Excerpted data:

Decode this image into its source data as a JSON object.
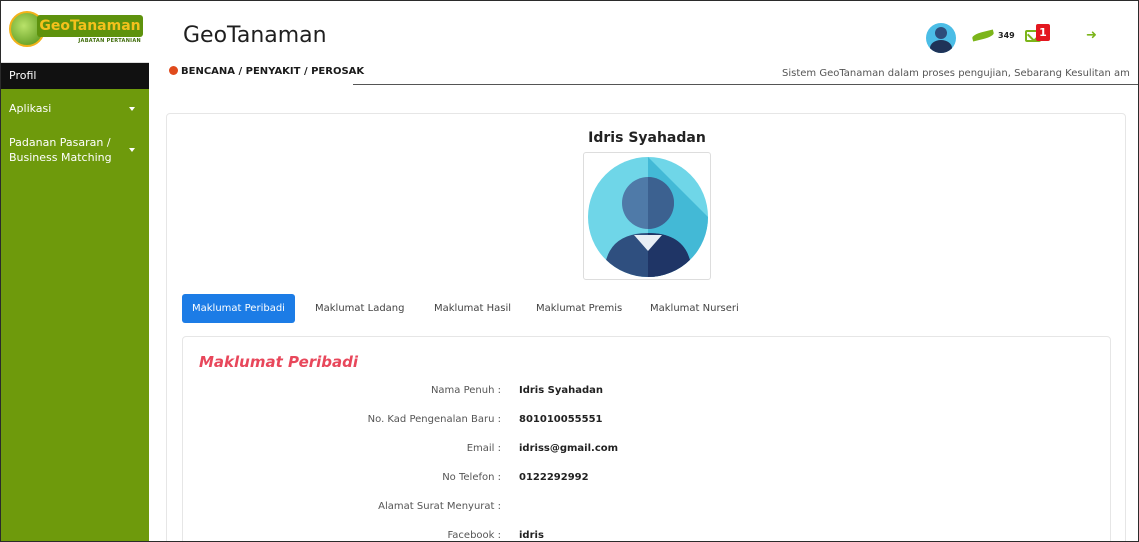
{
  "sidebar": {
    "logo_text": "GeoTanaman",
    "logo_subtitle": "JABATAN PERTANIAN",
    "items": [
      {
        "label": "Profil"
      },
      {
        "label": "Aplikasi"
      },
      {
        "label": "Padanan Pasaran / Business Matching"
      }
    ]
  },
  "header": {
    "title": "GeoTanaman",
    "leaf_count": "349",
    "notification_badge": "1"
  },
  "alert": {
    "label": "BENCANA / PENYAKIT / PEROSAK",
    "ticker": "Sistem GeoTanaman dalam proses pengujian, Sebarang Kesulitan am"
  },
  "profile": {
    "name": "Idris Syahadan",
    "tabs": [
      {
        "label": "Maklumat Peribadi",
        "active": true
      },
      {
        "label": "Maklumat Ladang"
      },
      {
        "label": "Maklumat Hasil"
      },
      {
        "label": "Maklumat Premis"
      },
      {
        "label": "Maklumat Nurseri"
      }
    ],
    "section_title": "Maklumat Peribadi",
    "fields": [
      {
        "label": "Nama Penuh :",
        "value": "Idris Syahadan"
      },
      {
        "label": "No. Kad Pengenalan Baru :",
        "value": "801010055551"
      },
      {
        "label": "Email :",
        "value": "idriss@gmail.com"
      },
      {
        "label": "No Telefon :",
        "value": "0122292992"
      },
      {
        "label": "Alamat Surat Menyurat :",
        "value": ""
      },
      {
        "label": "Facebook :",
        "value": "idris"
      }
    ]
  },
  "colors": {
    "sidebar_green": "#6e9a0c",
    "tab_active_blue": "#1c7ce6",
    "section_title_red": "#e8475b",
    "badge_red": "#e3171f"
  }
}
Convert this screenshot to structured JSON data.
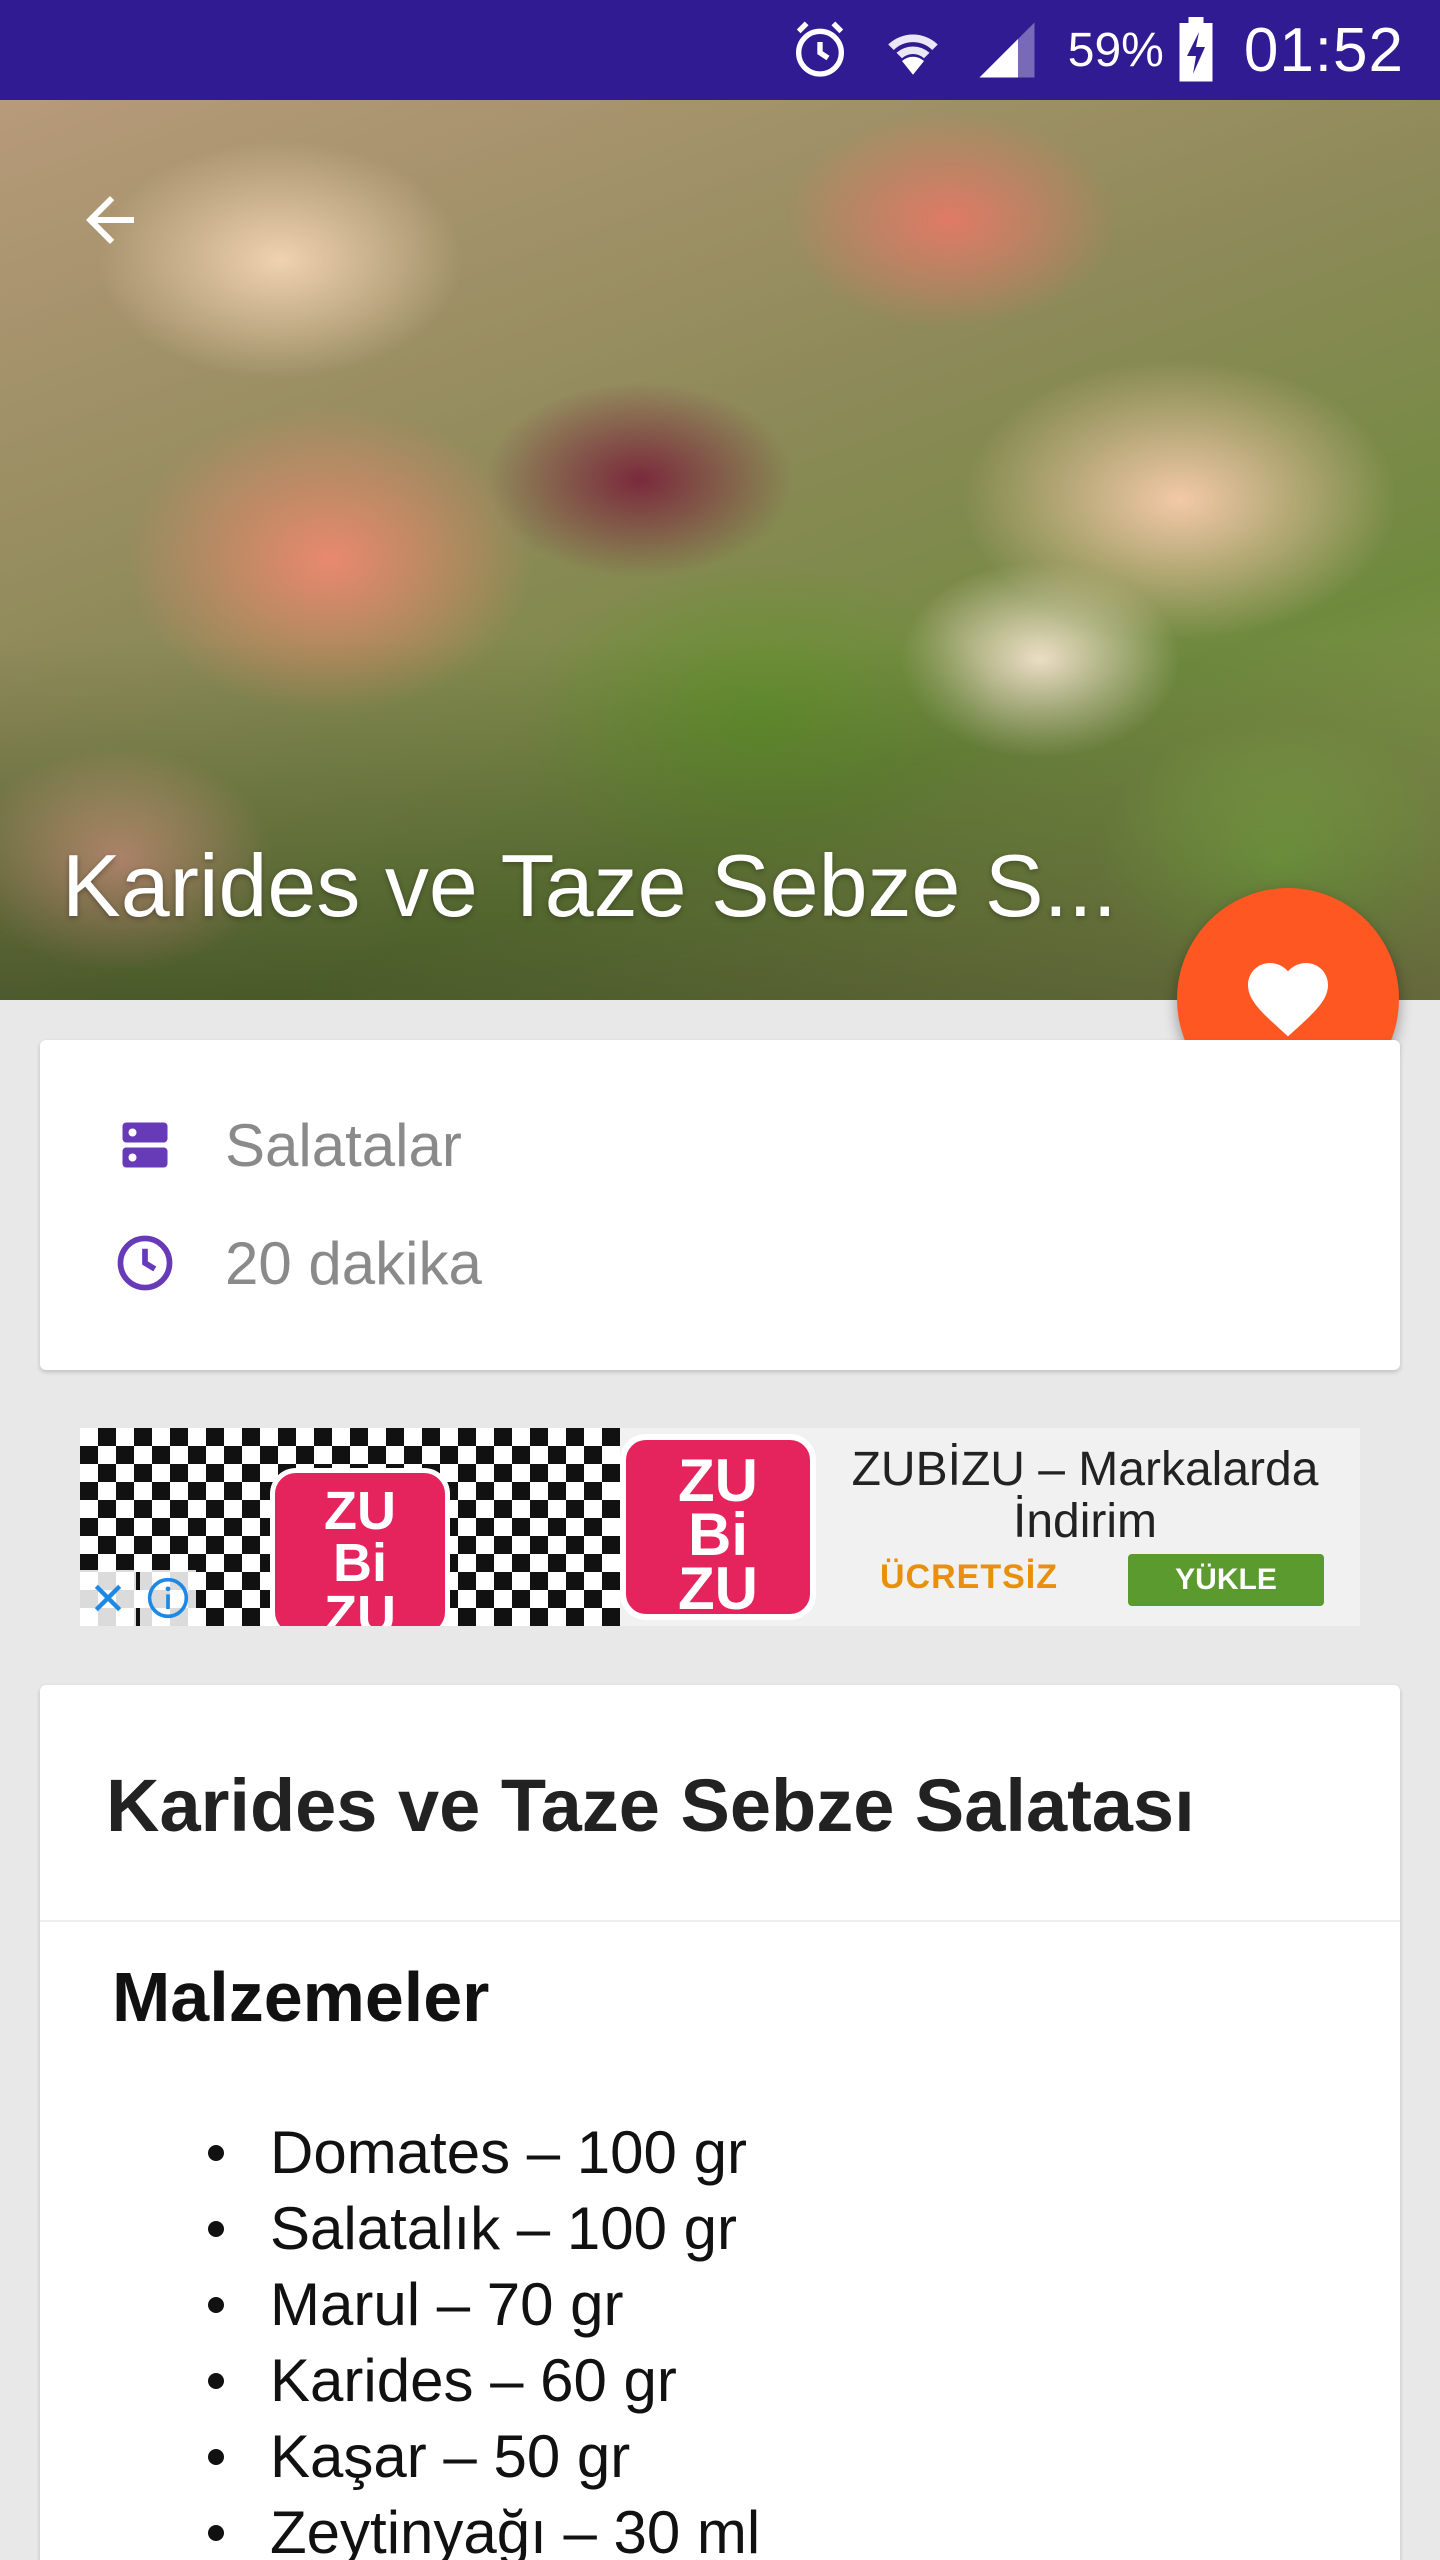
{
  "status_bar": {
    "battery_percent": "59%",
    "time": "01:52",
    "icons": [
      "alarm-icon",
      "wifi-icon",
      "signal-icon",
      "battery-charging-icon"
    ]
  },
  "hero": {
    "title": "Karides ve Taze Sebze S...",
    "back_icon": "arrow-left-icon"
  },
  "fab": {
    "icon": "heart-icon",
    "color": "#ff5722"
  },
  "info": {
    "category_icon": "category-icon",
    "category": "Salatalar",
    "time_icon": "clock-icon",
    "duration": "20  dakika",
    "accent_color": "#673ab7"
  },
  "ad": {
    "logo_text": [
      "ZU",
      "Bi",
      "ZU"
    ],
    "title": "ZUBİZU – Markalarda İndirim",
    "free_label": "ÜCRETSİZ",
    "install_label": "YÜKLE"
  },
  "recipe": {
    "title": "Karides ve Taze Sebze Salatası",
    "section_heading": "Malzemeler",
    "ingredients": [
      "Domates – 100 gr",
      "Salatalık – 100 gr",
      "Marul – 70 gr",
      "Karides – 60 gr",
      "Kaşar – 50 gr",
      "Zeytinyağı – 30 ml"
    ]
  },
  "colors": {
    "status_bar": "#311b92",
    "background": "#e8e8e8"
  }
}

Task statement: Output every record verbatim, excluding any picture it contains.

Solution:
Decode this image into its source data as a JSON object.
{
  "sidebar": {
    "logo_text": "GeoTanaman",
    "logo_subtitle": "JABATAN PERTANIAN",
    "items": [
      {
        "label": "Profil"
      },
      {
        "label": "Aplikasi"
      },
      {
        "label": "Padanan Pasaran / Business Matching"
      }
    ]
  },
  "header": {
    "title": "GeoTanaman",
    "leaf_count": "349",
    "notification_badge": "1"
  },
  "alert": {
    "label": "BENCANA / PENYAKIT / PEROSAK",
    "ticker": "Sistem GeoTanaman dalam proses pengujian, Sebarang Kesulitan am"
  },
  "profile": {
    "name": "Idris Syahadan",
    "tabs": [
      {
        "label": "Maklumat Peribadi",
        "active": true
      },
      {
        "label": "Maklumat Ladang"
      },
      {
        "label": "Maklumat Hasil"
      },
      {
        "label": "Maklumat Premis"
      },
      {
        "label": "Maklumat Nurseri"
      }
    ],
    "section_title": "Maklumat Peribadi",
    "fields": [
      {
        "label": "Nama Penuh :",
        "value": "Idris Syahadan"
      },
      {
        "label": "No. Kad Pengenalan Baru :",
        "value": "801010055551"
      },
      {
        "label": "Email :",
        "value": "idriss@gmail.com"
      },
      {
        "label": "No Telefon :",
        "value": "0122292992"
      },
      {
        "label": "Alamat Surat Menyurat :",
        "value": ""
      },
      {
        "label": "Facebook :",
        "value": "idris"
      }
    ]
  },
  "colors": {
    "sidebar_green": "#6e9a0c",
    "tab_active_blue": "#1c7ce6",
    "section_title_red": "#e8475b",
    "badge_red": "#e3171f"
  }
}
Convert this screenshot to structured JSON data.
{
  "status_bar": {
    "battery_percent": "59%",
    "time": "01:52",
    "icons": [
      "alarm-icon",
      "wifi-icon",
      "signal-icon",
      "battery-charging-icon"
    ]
  },
  "hero": {
    "title": "Karides ve Taze Sebze S...",
    "back_icon": "arrow-left-icon"
  },
  "fab": {
    "icon": "heart-icon",
    "color": "#ff5722"
  },
  "info": {
    "category_icon": "category-icon",
    "category": "Salatalar",
    "time_icon": "clock-icon",
    "duration": "20  dakika",
    "accent_color": "#673ab7"
  },
  "ad": {
    "logo_text": [
      "ZU",
      "Bi",
      "ZU"
    ],
    "title": "ZUBİZU – Markalarda İndirim",
    "free_label": "ÜCRETSİZ",
    "install_label": "YÜKLE"
  },
  "recipe": {
    "title": "Karides ve Taze Sebze Salatası",
    "section_heading": "Malzemeler",
    "ingredients": [
      "Domates – 100 gr",
      "Salatalık – 100 gr",
      "Marul – 70 gr",
      "Karides – 60 gr",
      "Kaşar – 50 gr",
      "Zeytinyağı – 30 ml"
    ]
  },
  "colors": {
    "status_bar": "#311b92",
    "background": "#e8e8e8"
  }
}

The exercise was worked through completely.